THE PROBLEM
In the records below, find the line containing "Serialize everything readable" and restate it and all lines after it exactly, through the last line.

Dataset rows describing interfaces
• • • • • • •

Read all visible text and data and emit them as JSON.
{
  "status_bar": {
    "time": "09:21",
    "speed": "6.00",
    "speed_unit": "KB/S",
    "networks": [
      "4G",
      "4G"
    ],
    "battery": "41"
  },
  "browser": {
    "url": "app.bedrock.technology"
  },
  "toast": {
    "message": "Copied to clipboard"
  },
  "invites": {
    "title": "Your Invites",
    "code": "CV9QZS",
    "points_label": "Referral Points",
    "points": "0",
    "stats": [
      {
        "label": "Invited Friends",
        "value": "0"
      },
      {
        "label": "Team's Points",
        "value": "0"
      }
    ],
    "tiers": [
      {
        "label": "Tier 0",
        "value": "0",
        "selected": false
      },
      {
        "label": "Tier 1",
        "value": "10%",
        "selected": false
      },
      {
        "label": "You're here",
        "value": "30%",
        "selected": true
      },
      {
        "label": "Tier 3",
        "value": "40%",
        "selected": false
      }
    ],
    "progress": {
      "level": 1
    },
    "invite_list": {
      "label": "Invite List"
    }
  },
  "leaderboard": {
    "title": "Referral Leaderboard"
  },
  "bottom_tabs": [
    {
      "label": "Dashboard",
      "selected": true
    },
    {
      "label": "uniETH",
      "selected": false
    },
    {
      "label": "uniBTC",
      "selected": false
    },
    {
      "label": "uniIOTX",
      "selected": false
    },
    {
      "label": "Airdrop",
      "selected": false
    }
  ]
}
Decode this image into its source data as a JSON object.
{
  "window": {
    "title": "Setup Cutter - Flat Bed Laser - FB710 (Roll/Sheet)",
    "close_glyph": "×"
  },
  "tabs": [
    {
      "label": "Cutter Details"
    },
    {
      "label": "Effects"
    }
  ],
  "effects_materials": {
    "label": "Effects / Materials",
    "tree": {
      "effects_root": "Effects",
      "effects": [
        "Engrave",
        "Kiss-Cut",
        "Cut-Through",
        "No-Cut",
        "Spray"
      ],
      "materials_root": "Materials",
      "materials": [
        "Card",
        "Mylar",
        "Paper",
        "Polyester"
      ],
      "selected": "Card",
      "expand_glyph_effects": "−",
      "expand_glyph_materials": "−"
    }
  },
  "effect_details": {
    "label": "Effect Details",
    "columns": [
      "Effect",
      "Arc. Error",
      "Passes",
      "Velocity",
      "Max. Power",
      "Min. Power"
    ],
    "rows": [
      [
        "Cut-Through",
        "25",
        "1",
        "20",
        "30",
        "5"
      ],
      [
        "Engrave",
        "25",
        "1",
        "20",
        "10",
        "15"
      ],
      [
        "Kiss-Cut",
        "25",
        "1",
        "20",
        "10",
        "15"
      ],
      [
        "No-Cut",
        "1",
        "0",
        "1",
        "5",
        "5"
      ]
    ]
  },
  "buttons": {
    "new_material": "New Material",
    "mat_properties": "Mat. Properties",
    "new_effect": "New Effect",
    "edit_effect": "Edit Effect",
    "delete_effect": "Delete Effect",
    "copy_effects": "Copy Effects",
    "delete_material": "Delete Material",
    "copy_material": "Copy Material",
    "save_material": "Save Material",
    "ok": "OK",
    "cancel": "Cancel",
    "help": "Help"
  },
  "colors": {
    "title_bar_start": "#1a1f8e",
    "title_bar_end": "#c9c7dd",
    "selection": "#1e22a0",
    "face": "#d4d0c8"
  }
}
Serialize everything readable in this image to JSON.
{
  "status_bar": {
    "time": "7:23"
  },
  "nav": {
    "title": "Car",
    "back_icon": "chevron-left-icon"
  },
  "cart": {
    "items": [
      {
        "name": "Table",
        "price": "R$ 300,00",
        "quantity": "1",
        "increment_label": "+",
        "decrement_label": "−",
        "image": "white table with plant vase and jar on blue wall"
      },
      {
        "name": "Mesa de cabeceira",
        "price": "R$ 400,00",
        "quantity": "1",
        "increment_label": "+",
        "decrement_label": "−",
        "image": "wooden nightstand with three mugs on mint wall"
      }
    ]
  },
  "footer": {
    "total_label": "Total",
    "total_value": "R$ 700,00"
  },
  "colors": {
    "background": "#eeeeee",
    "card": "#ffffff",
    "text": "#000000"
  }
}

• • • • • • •

RESPONSE
Serialize everything readable in this image to JSON.
{
  "status_bar": {
    "time": "7:23"
  },
  "nav": {
    "title": "Car",
    "back_icon": "chevron-left-icon"
  },
  "cart": {
    "items": [
      {
        "name": "Table",
        "price": "R$ 300,00",
        "quantity": "1",
        "increment_label": "+",
        "decrement_label": "−",
        "image": "white table with plant vase and jar on blue wall"
      },
      {
        "name": "Mesa de cabeceira",
        "price": "R$ 400,00",
        "quantity": "1",
        "increment_label": "+",
        "decrement_label": "−",
        "image": "wooden nightstand with three mugs on mint wall"
      }
    ]
  },
  "footer": {
    "total_label": "Total",
    "total_value": "R$ 700,00"
  },
  "colors": {
    "background": "#eeeeee",
    "card": "#ffffff",
    "text": "#000000"
  }
}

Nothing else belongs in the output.